6: Feeling Lucky

6: Feeling Lucky

From Chicken Soup for the Soul: The Power of Positive

Feeling Lucky

Those who wish to sing, always find a song.

~Swedish Proverb

“Oh, honey, come here,” a friend of mine said, pulling me into a hug. “Last night, when I went to pick up my daughter from softball practice, I drove right by your husband’s office. His truck was still there and it was almost 8:30. You poor thing,” she added, patting my shoulder.

I nodded. “He finally rolled in a few minutes after nine.”

“I feel so bad for you,” she said. “Being home by yourself with all of those kids. It must be so hard on you.”

I nodded again. Poor me.

It was the same story the next time I ran into this woman. And the time after that too. Every time I saw her, she was quick to offer her sympathy for my terrible circumstances.

My friend’s heart was in the right place. Her own husband traveled frequently for his job, so she knew what it was like to miss her man, as well as carry most of the childcare and household responsibilities by herself.

We were in the same boat, so why shouldn’t we play the woe-is-me game together?

One reason: I hated the way it made me feel.

I’d head into my local Walmart with a shopping list and a spring in my step, but after bumping into my misery-loves-company friend, I’d leave the store with a heavy heart and resentment simmering toward my husband. (As well as an ample supply of chocolate and Cheez-It crackers — comfort food at its best.)

These little pity parties were not good for my marriage. Or the size of my backside.

So I decided to change the way I thought about my situation.

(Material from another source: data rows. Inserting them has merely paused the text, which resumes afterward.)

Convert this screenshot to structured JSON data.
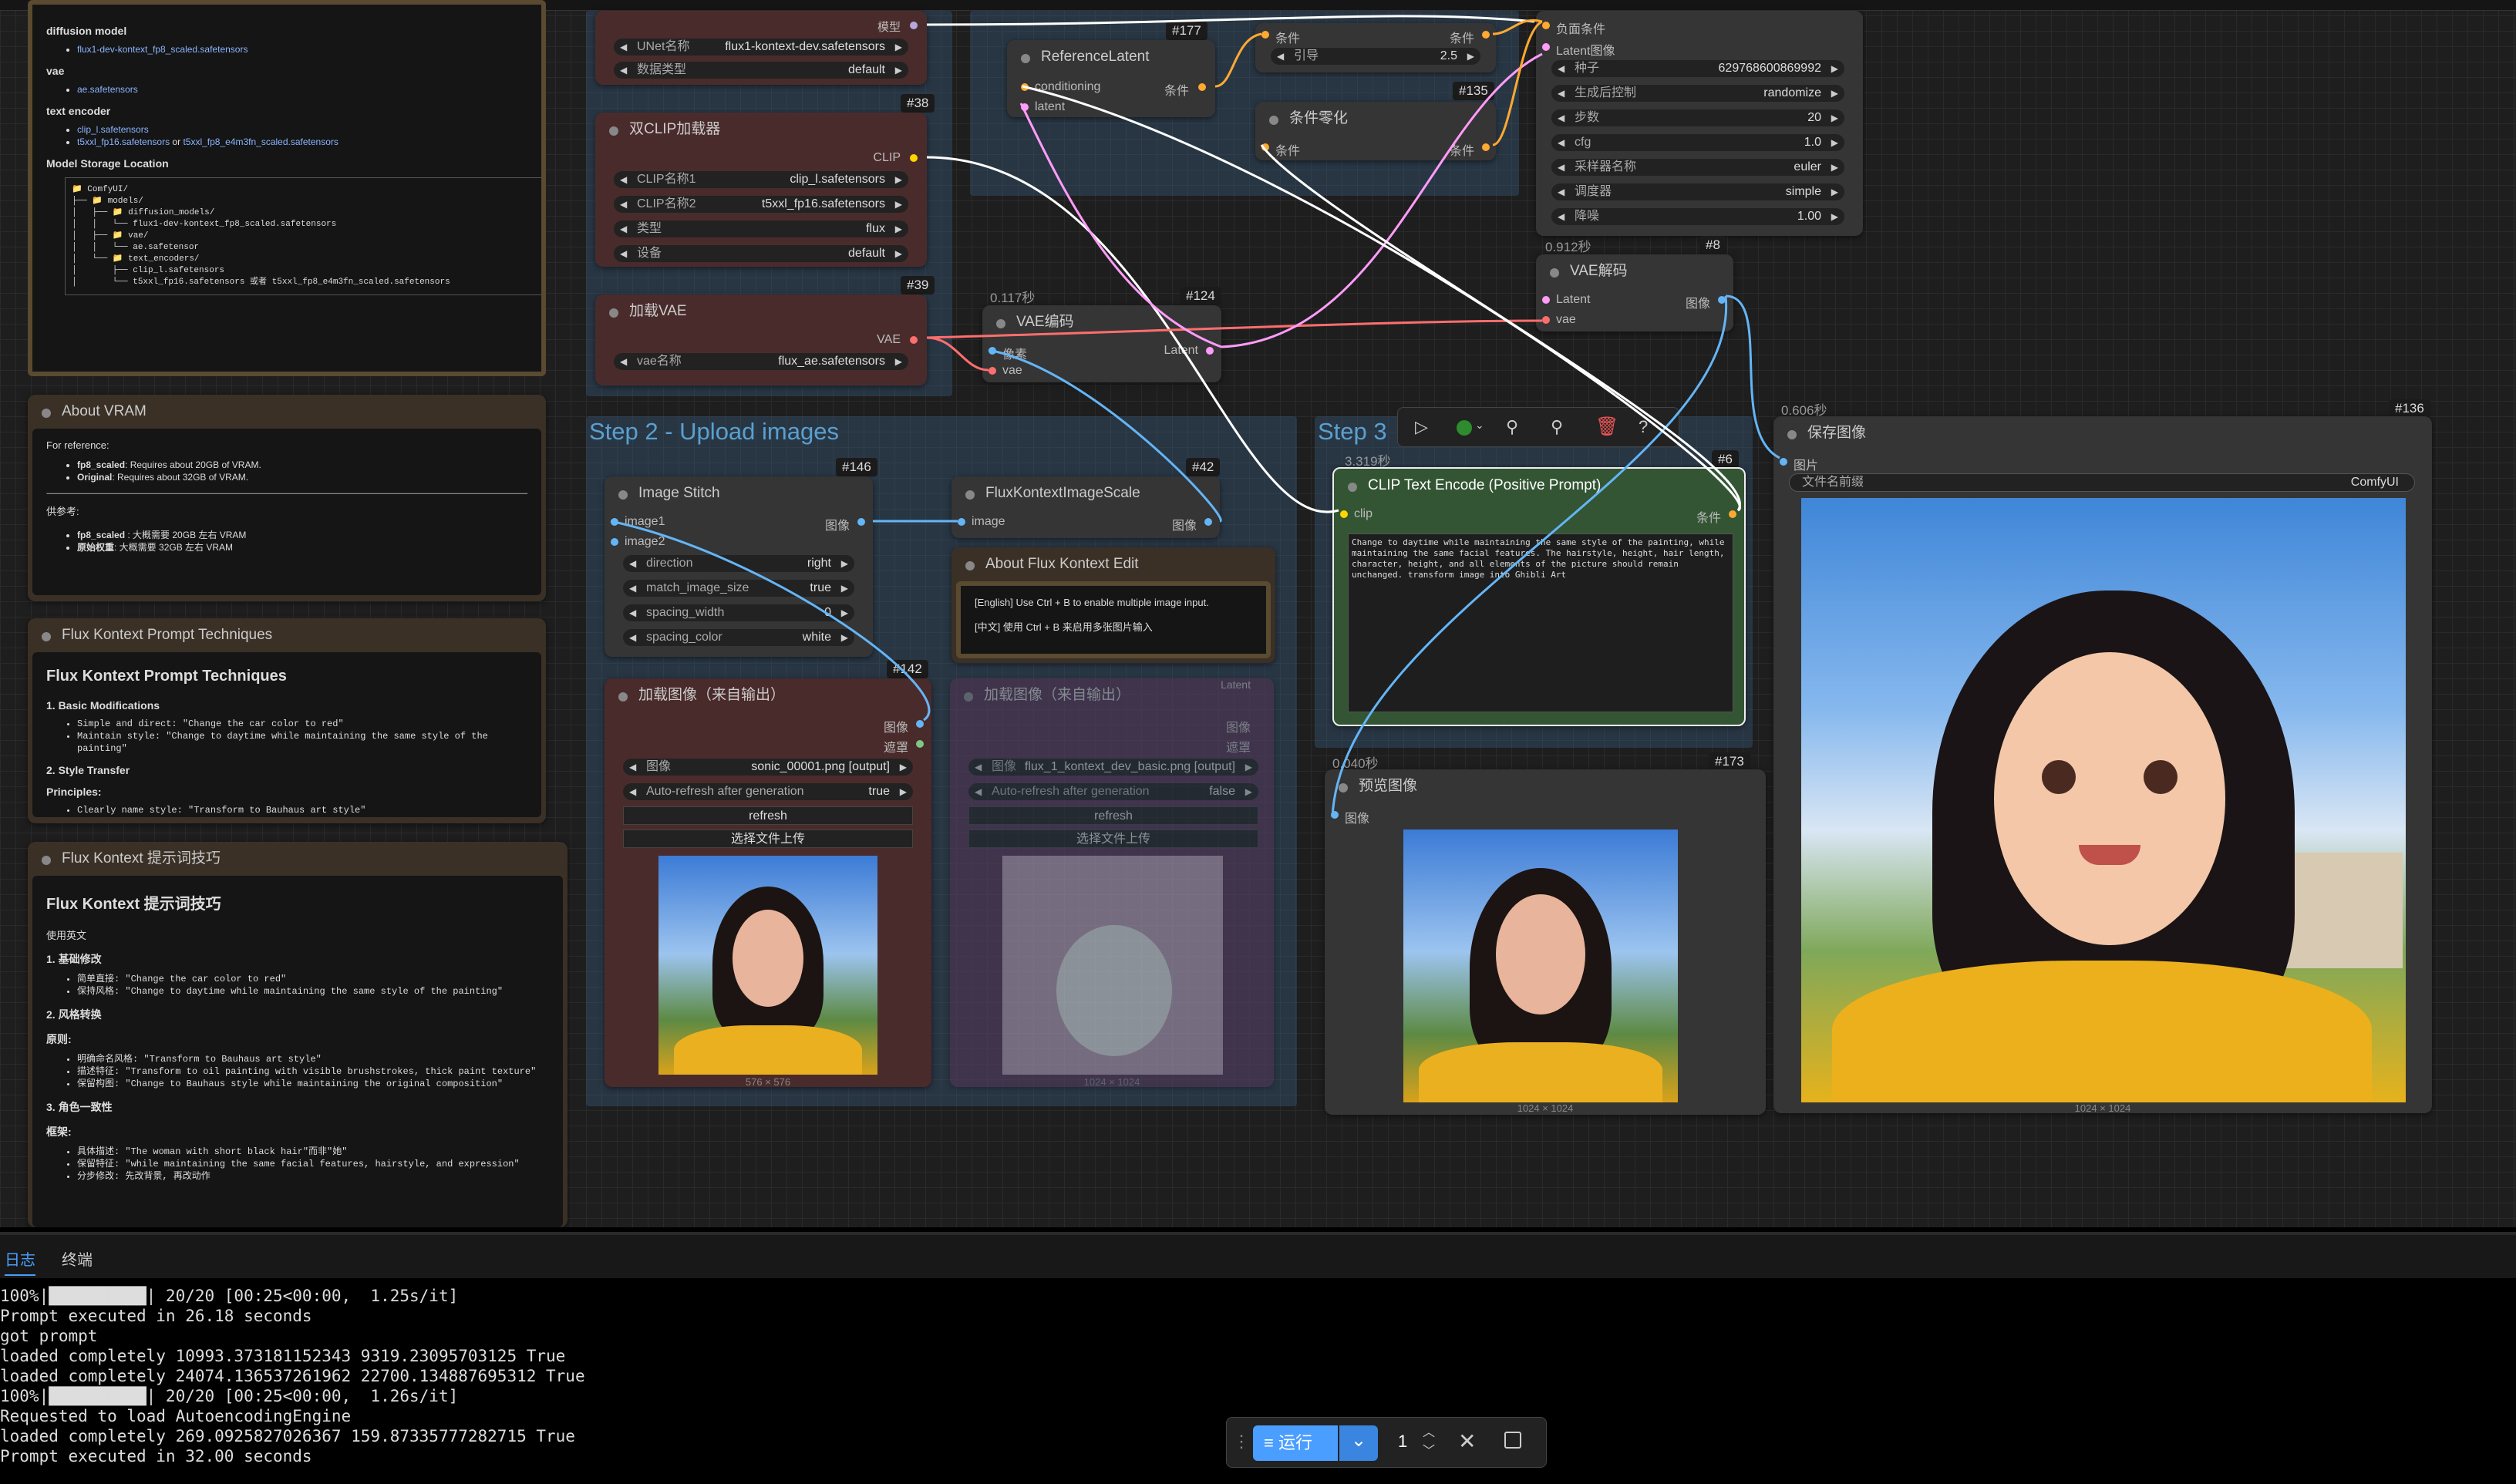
{
  "nodes": {
    "unet": {
      "label_model": "模型",
      "unet_name_label": "UNet名称",
      "unet_name": "flux1-kontext-dev.safetensors",
      "dtype_label": "数据类型",
      "dtype": "default",
      "id": "#38"
    },
    "dualclip": {
      "title": "双CLIP加载器",
      "out": "CLIP",
      "clip1_label": "CLIP名称1",
      "clip1": "clip_l.safetensors",
      "clip2_label": "CLIP名称2",
      "clip2": "t5xxl_fp16.safetensors",
      "type_label": "类型",
      "type": "flux",
      "device_label": "设备",
      "device": "default",
      "id": "#39"
    },
    "vae_loader": {
      "title": "加载VAE",
      "out": "VAE",
      "name_label": "vae名称",
      "name": "flux_ae.safetensors"
    },
    "ref_latent": {
      "title": "ReferenceLatent",
      "in1": "conditioning",
      "in2": "latent",
      "out": "条件",
      "id": "#177"
    },
    "flux_guidance": {
      "in": "条件",
      "out": "条件",
      "label": "引导",
      "value": "2.5",
      "id": "#135"
    },
    "cond_zero": {
      "title": "条件零化",
      "in": "条件",
      "out": "条件"
    },
    "ksampler": {
      "neg": "负面条件",
      "latent": "Latent图像",
      "seed_label": "种子",
      "seed": "629768600869992",
      "after_label": "生成后控制",
      "after": "randomize",
      "steps_label": "步数",
      "steps": "20",
      "cfg_label": "cfg",
      "cfg": "1.0",
      "sampler_label": "采样器名称",
      "sampler": "euler",
      "scheduler_label": "调度器",
      "scheduler": "simple",
      "denoise_label": "降噪",
      "denoise": "1.00"
    },
    "vae_decode": {
      "time": "0.912秒",
      "id": "#8",
      "title": "VAE解码",
      "in1": "Latent",
      "in2": "vae",
      "out": "图像"
    },
    "vae_encode": {
      "time": "0.117秒",
      "id": "#124",
      "title": "VAE编码",
      "in1": "像素",
      "in2": "vae",
      "out": "Latent"
    },
    "image_stitch": {
      "title": "Image Stitch",
      "id": "#146",
      "in1": "image1",
      "in2": "image2",
      "out": "图像",
      "direction_label": "direction",
      "direction": "right",
      "match_label": "match_image_size",
      "match": "true",
      "spacing_label": "spacing_width",
      "spacing": "0",
      "color_label": "spacing_color",
      "color": "white"
    },
    "scale": {
      "title": "FluxKontextImageScale",
      "id": "#42",
      "in": "image",
      "out": "图像"
    },
    "load_img1": {
      "title": "加载图像（来自输出）",
      "id": "#142",
      "out1": "图像",
      "out2": "遮罩",
      "image_label": "图像",
      "image": "sonic_00001.png [output]",
      "auto_label": "Auto-refresh after generation",
      "auto": "true",
      "refresh": "refresh",
      "upload": "选择文件上传",
      "size": "576 × 576"
    },
    "load_img2": {
      "title": "加载图像（来自输出）",
      "out1": "图像",
      "out2": "遮罩",
      "image_label": "图像",
      "image": "flux_1_kontext_dev_basic.png [output]",
      "auto_label": "Auto-refresh after generation",
      "auto": "false",
      "refresh": "refresh",
      "upload": "选择文件上传",
      "size": "1024 × 1024",
      "hidden_out": "Latent"
    },
    "about_kontext": {
      "title": "About Flux Kontext Edit",
      "line1": "[English] Use Ctrl + B to enable multiple image input.",
      "line2": "[中文] 使用 Ctrl + B 来启用多张图片输入"
    },
    "clip_encode": {
      "time": "3.319秒",
      "id": "#6",
      "title": "CLIP Text Encode (Positive Prompt)",
      "in": "clip",
      "out": "条件",
      "prompt": "Change to daytime while maintaining the same style of the painting, while maintaining the same facial features. The hairstyle, height, hair length, character, height, and all elements of the picture should remain unchanged. transform image into Ghibli Art"
    },
    "preview": {
      "time": "0.040秒",
      "id": "#173",
      "title": "预览图像",
      "in": "图像",
      "size": "1024 × 1024"
    },
    "save": {
      "time": "0.606秒",
      "id": "#136",
      "title": "保存图像",
      "in": "图片",
      "prefix_label": "文件名前缀",
      "prefix": "ComfyUI",
      "size": "1024 × 1024"
    }
  },
  "groups": {
    "step2": "Step 2 - Upload images",
    "step3": "Step 3"
  },
  "notes": {
    "models": {
      "diffusion": "diffusion model",
      "diffusion_file": "flux1-dev-kontext_fp8_scaled.safetensors",
      "vae": "vae",
      "vae_file": "ae.safetensors",
      "te": "text encoder",
      "te_file1": "clip_l.safetensors",
      "te_file2": "t5xxl_fp16.safetensors",
      "te_or": "or",
      "te_file3": "t5xxl_fp8_e4m3fn_scaled.safetensors",
      "storage": "Model Storage Location",
      "tree": [
        "📁 ComfyUI/",
        "├── 📁 models/",
        "│   ├── 📁 diffusion_models/",
        "│   │   └── flux1-dev-kontext_fp8_scaled.safetensors",
        "│   ├── 📁 vae/",
        "│   │   └── ae.safetensor",
        "│   └── 📁 text_encoders/",
        "│       ├── clip_l.safetensors",
        "│       └── t5xxl_fp16.safetensors 或者 t5xxl_fp8_e4m3fn_scaled.safetensors"
      ]
    },
    "vram": {
      "title": "About VRAM",
      "ref": "For reference:",
      "l1b": "fp8_scaled",
      "l1": ": Requires about 20GB of VRAM.",
      "l2b": "Original",
      "l2": ": Requires about 32GB of VRAM.",
      "cn": "供参考:",
      "c1b": "fp8_scaled",
      "c1": " : 大概需要 20GB 左右 VRAM",
      "c2b": "原始权重",
      "c2": ": 大概需要 32GB 左右 VRAM"
    },
    "tech_en": {
      "title": "Flux Kontext Prompt Techniques",
      "h": "Flux Kontext Prompt Techniques",
      "s1": "1. Basic Modifications",
      "b1": "Simple and direct: \"Change the car color to red\"",
      "b2": "Maintain style: \"Change to daytime while maintaining the same style of the painting\"",
      "s2": "2. Style Transfer",
      "s3": "Principles:",
      "b3": "Clearly name style: \"Transform to Bauhaus art style\""
    },
    "tech_cn": {
      "title": "Flux Kontext 提示词技巧",
      "h": "Flux Kontext 提示词技巧",
      "intro": "使用英文",
      "s1": "1. 基础修改",
      "b1": "简单直接: \"Change the car color to red\"",
      "b2": "保持风格: \"Change to daytime while maintaining the same style of the painting\"",
      "s2": "2. 风格转换",
      "p": "原则:",
      "b3": "明确命名风格: \"Transform to Bauhaus art style\"",
      "b4": "描述特征: \"Transform to oil painting with visible brushstrokes, thick paint texture\"",
      "b5": "保留构图: \"Change to Bauhaus style while maintaining the original composition\"",
      "s3": "3. 角色一致性",
      "f": "框架:",
      "b6": "具体描述: \"The woman with short black hair\"而非\"她\"",
      "b7": "保留特征: \"while maintaining the same facial features, hairstyle, and expression\"",
      "b8": "分步修改: 先改背景, 再改动作"
    }
  },
  "bottom": {
    "tab1": "日志",
    "tab2": "终端",
    "log": [
      "100%|██████████| 20/20 [00:25<00:00,  1.25s/it]",
      "Prompt executed in 26.18 seconds",
      "got prompt",
      "loaded completely 10993.373181152343 9319.23095703125 True",
      "loaded completely 24074.136537261962 22700.134887695312 True",
      "100%|██████████| 20/20 [00:25<00:00,  1.26s/it]",
      "Requested to load AutoencodingEngine",
      "loaded completely 269.0925827026367 159.87335777282715 True",
      "Prompt executed in 32.00 seconds"
    ],
    "run_label": "运行",
    "batch": "1"
  },
  "colors": {
    "accent": "#4a9eff",
    "wire_white": "#ffffff",
    "wire_pink": "#ee88dd",
    "wire_red": "#ee5566",
    "wire_yellow": "#ffcc33",
    "wire_blue": "#5599dd"
  }
}
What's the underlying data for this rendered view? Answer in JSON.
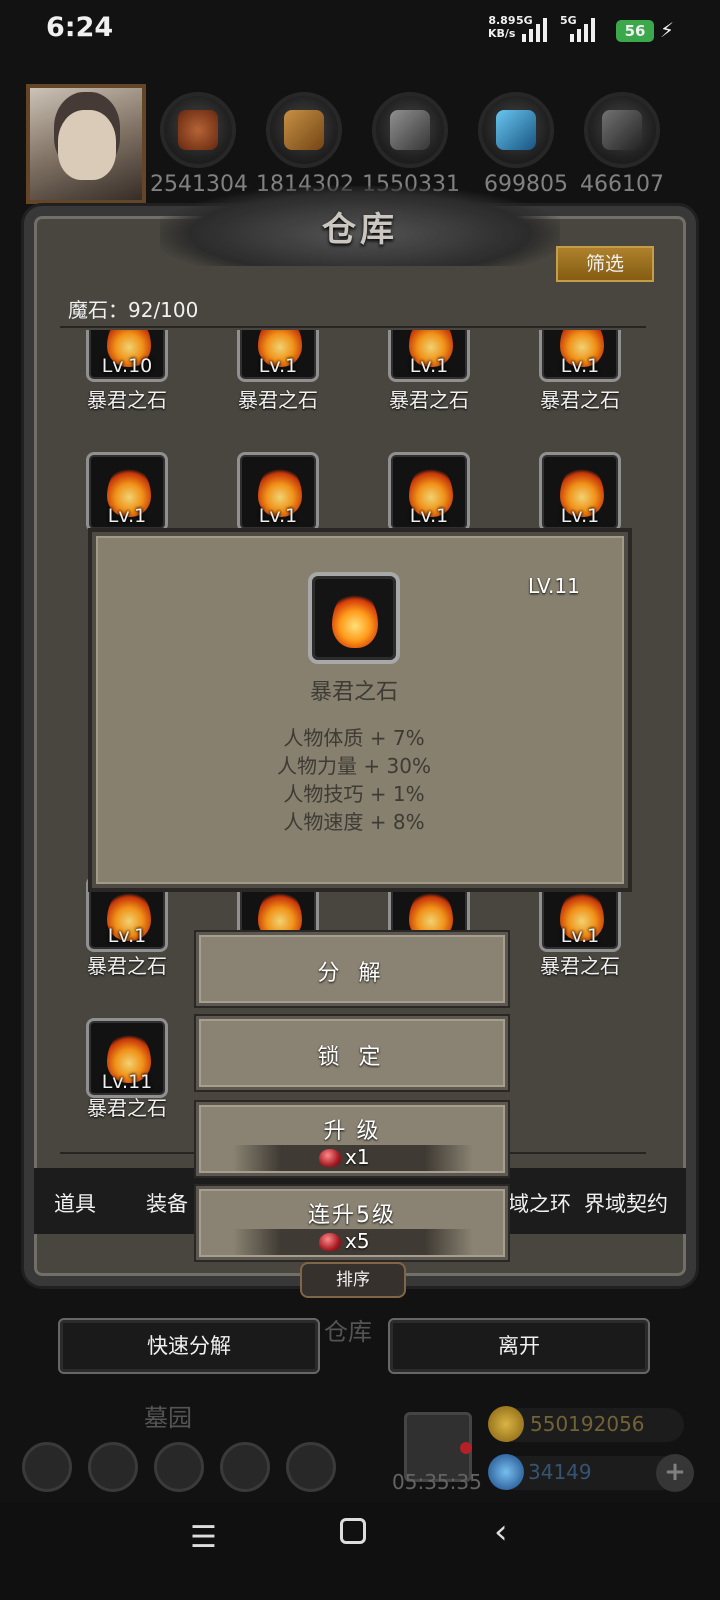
{
  "status": {
    "time": "6:24",
    "speed_value": "8.89",
    "speed_unit": "KB/s",
    "network1": "5G",
    "network2": "5G",
    "battery": "56"
  },
  "resources": [
    "2541304",
    "1814302",
    "1550331",
    "699805",
    "466107"
  ],
  "warehouse": {
    "title": "仓库",
    "filter_label": "筛选",
    "magic_stone_label": "魔石：92/100",
    "sort_label": "排序"
  },
  "items": [
    {
      "lv": "Lv.10",
      "name": "暴君之石"
    },
    {
      "lv": "Lv.1",
      "name": "暴君之石"
    },
    {
      "lv": "Lv.1",
      "name": "暴君之石"
    },
    {
      "lv": "Lv.1",
      "name": "暴君之石"
    },
    {
      "lv": "Lv.1",
      "name": ""
    },
    {
      "lv": "Lv.1",
      "name": ""
    },
    {
      "lv": "Lv.1",
      "name": ""
    },
    {
      "lv": "Lv.1",
      "name": ""
    },
    {
      "lv": "Lv.1",
      "name": "暴君之石"
    },
    {
      "lv": "",
      "name": ""
    },
    {
      "lv": "",
      "name": ""
    },
    {
      "lv": "Lv.1",
      "name": "暴君之石"
    },
    {
      "lv": "Lv.11",
      "name": "暴君之石"
    }
  ],
  "tabs": [
    "道具",
    "装备",
    "域之环",
    "界域契约"
  ],
  "popup": {
    "level": "LV.11",
    "name": "暴君之石",
    "stats": [
      "人物体质 + 7%",
      "人物力量 + 30%",
      "人物技巧 + 1%",
      "人物速度 + 8%"
    ]
  },
  "actions": {
    "decompose": "分 解",
    "lock": "锁 定",
    "upgrade": "升 级",
    "upgrade_cost": "x1",
    "upgrade5": "连升5级",
    "upgrade5_cost": "x5"
  },
  "bottom": {
    "quick_decompose": "快速分解",
    "leave": "离开",
    "ghost_warehouse": "仓库",
    "graveyard": "墓园",
    "timer": "05:35:35",
    "gold": "550192056",
    "diamond": "34149"
  },
  "colors": {
    "panel": "#4e4a43",
    "popup": "#87806f",
    "filter_gold": "#b9892f",
    "battery_green": "#3fb350"
  }
}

The next time I bumped into my friend and she launched into poor-baby mode, I tried to look on the bright side. I shrugged and said, “Yes, Eric got home late last night, but he was working on a new project. If this deal comes through, his company may be able to hire someone else and then Eric’s job will be easier.” I shrugged and added, “So a year from now, he might be able to be home a lot more.”

She nodded. “That’s nice, but what about right now?”

“Right now, I’ll admit that things are tough, but they’re not nearly as bad as they could be,” I said. “Our husbands both have jobs, and in this economy, that’s a blessing.”

“But they’re both gone all the time,” she said, scowling.

She was right, but I wasn’t ready to start the pity party. “Yes, but our husbands’ jobs allow us to stay at home with our children and still manage to pay our bills,” I reasoned.

She nodded. “I never thought about it that way. I do like being at home with my kids.”

“Our husbands love us enough to work hard so that we don’t have to work,” I shrugged and added, “well, at least not outside of our homes.”

She nodded again, more thoughtfully this time. “I used to work at a bank. The job was all right, but I missed my kids and I hated being away from them.”

“I know what you mean,” I said. “I was a teacher, and I loved my summers home with them. Now I get to enjoy being with them year-round.”

“Yeah,” she said, “but now, instead of missing my kids, I miss my husband.”

I shrugged. “Didn’t you miss him when you worked at the bank too?”

She chuckled. “Good point.”

Score one for me, but I wasn’t done yet. “And think about this. At least our husbands are at work. A lot of men are gone at least as long as our guys are, but they aren’t working. They’re in bars and bowling alleys.”

“And the really bad ones are at other women’s houses,” she added with raised eyebrows.

I smiled. “So I guess that makes us some of the lucky ones.”

“Hmm, I’m one of the lucky ones,” she murmured and then she grinned at me. “I’m really glad I bumped into you this morning. I feel better than I have in months.”

I felt pretty good too. And why shouldn’t I feel good? I have a husband who works too much.

But he does it because he loves me. He does it so I can be a stay-at-home mom, which for me is a dream come true. He does it so I can live in a comfortable home and drive a reliable car. He does it to provide for our family and even take me on the occasional vacation.

I won’t be attending any more pity parties because as it turns out, my hard-working husband has given me plenty of reasons to feel really, really lucky.

~Diane Stark

More stories from our partners